Last weekend, Soren and I rented a car and headed up to his uncle’s lake house in New Hampshire. We spent a lovely weekend canoeing, reading, picking apples, grilling steaks, entertaining family, and dozing in front of the fire.
On our last day, the weather was beautiful. So we decided to walk a half mile to the General Store to get coffee and a breakfast snack. Harrisville, NH, is adorable. According to a real estate brochure we saw, it is the most photographed town in New England.
On the way, we stopped at the public beach to goof off.
Soren took photos while I made attempt after increasingly dramatic attempt to leap onto this rock, which, as you can see, was not all that far from shore.
Then, a surprising twist! Just as I was about to say, “We better get a move on before my hunger turns me into a whirling dervish of fury and irrational hatred,” he sat me down on the sand and proposed. Yes, marriage. I accepted. And then I cried a little. And then we took some pictures. Continue reading
If there is one fashion trend I can get on board with, it’s rompers. Love ’em. Want one. Can’t understand why everyone is advising me against buying a romper. Yes, on certain people they look horrific and contribute to the already rampant epidemic of camel toe. But I would look adorable. I’ll let the evidence speak for itself . . .
(Me and my best friend, Guy.)
My paternal grandma has been gone for more than a decade, but yesterday I missed her something fierce. So I pulled out one of her old cookbooks: Cook with Hope. Published in 1973 by the women of Trinity United Methodist Church in Cavalier, North Dakota, it begins with a few helpful hints. Here’s one gem:
To dry lettuce, pat it with crumpled paper toweling. It absorbs water quickly and does not bruise the leaves. Lettuce for salad should be well dried and cold.
I mean no disrespect to the women of Cavalier, but drying lettuce with paper towels sounds less like a “helpful hint” and more like common sense. Maybe paper towels were a new thing back then. Maybe lettuce had only recently arrived in North Dakota. Maybe people had been standing out in their yards shaking the dickens out of leaves of iceberg before this book hit the shelves. Continue reading

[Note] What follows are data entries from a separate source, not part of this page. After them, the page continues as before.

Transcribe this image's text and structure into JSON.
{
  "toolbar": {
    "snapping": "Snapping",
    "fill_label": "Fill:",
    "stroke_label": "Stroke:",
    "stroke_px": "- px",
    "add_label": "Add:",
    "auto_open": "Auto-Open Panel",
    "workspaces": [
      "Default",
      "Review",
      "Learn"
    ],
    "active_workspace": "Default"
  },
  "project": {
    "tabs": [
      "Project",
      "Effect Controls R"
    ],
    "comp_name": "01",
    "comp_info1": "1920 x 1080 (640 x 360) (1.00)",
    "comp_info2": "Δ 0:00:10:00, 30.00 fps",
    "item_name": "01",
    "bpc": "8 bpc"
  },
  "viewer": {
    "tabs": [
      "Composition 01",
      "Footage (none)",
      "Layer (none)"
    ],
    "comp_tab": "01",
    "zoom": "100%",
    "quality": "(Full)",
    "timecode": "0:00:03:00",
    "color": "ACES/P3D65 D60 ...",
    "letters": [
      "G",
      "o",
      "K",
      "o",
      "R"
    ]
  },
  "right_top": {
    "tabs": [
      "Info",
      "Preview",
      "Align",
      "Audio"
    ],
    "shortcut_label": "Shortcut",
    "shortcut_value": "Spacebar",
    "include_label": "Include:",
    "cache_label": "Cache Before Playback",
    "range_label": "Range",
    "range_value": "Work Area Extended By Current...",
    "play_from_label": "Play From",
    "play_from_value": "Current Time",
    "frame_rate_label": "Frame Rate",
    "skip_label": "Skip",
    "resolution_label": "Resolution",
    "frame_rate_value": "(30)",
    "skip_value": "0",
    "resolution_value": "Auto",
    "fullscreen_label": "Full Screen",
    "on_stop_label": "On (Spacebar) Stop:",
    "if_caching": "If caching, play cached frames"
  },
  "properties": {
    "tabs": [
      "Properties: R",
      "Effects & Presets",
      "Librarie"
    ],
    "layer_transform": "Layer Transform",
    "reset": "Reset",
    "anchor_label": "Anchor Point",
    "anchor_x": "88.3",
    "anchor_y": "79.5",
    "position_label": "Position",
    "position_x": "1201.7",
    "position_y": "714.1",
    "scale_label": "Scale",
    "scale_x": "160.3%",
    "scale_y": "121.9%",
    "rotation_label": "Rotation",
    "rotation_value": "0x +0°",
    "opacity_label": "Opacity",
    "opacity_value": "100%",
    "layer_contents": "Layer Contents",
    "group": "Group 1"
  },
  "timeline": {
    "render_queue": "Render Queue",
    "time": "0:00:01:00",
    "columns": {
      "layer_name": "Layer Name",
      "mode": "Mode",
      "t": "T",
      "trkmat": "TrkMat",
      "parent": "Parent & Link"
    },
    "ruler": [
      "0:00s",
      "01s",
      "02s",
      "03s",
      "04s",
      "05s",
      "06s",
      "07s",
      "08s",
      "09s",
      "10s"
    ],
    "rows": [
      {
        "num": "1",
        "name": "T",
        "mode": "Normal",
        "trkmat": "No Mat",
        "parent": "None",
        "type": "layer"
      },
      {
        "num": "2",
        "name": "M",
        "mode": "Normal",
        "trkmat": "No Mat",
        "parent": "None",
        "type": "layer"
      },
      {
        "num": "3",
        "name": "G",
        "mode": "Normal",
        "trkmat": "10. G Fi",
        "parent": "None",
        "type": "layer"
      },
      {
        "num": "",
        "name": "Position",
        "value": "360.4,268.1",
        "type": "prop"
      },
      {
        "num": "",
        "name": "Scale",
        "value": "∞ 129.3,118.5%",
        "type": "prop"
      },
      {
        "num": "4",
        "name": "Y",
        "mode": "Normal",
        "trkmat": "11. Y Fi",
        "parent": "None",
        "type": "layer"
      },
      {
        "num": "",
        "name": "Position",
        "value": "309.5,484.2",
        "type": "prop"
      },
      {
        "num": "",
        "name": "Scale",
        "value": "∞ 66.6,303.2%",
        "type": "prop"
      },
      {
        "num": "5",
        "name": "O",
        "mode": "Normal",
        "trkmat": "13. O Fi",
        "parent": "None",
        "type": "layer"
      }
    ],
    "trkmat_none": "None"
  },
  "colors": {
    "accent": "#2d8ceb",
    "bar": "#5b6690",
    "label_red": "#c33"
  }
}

‘Tis the season. Of tomatoes. The farmers’ markets are rife with them — glowing golden orbs, green zebra-striped gems, heirlooms the color of an especially nasty bruise, and let’s not forget the more traditional beefy blood-red beauties. Seeing them piled atop one another, bathing in the early morning (er, more like late morning) light makes me weak in the knees. Their scent is intoxicating. And their taste . . . well, let’s just say it’s been a very good year for tomatoes. These plump, fresh-from-the-dirt lovelies bear little resemblance to the wan, hard rocks you find laying listlessly in bins at the grocery store come January. I used to hate tomatoes. And then I had a good one.
Saturday morning found me at the Grand Army Plaza farmer’s market wading through piles of vegetables, each one more attractive and enchanting than the last. I wanted to take them all home. But I had a list and I was hell-bent on sticking to it. My plan was to can salsa, so I allowed myself five things: tomatoes, hot peppers, regular peppers, onions, and cilantro. Stupid list! To compensate for my self-imposed restrictions, I bought vast quantities of each. Continue reading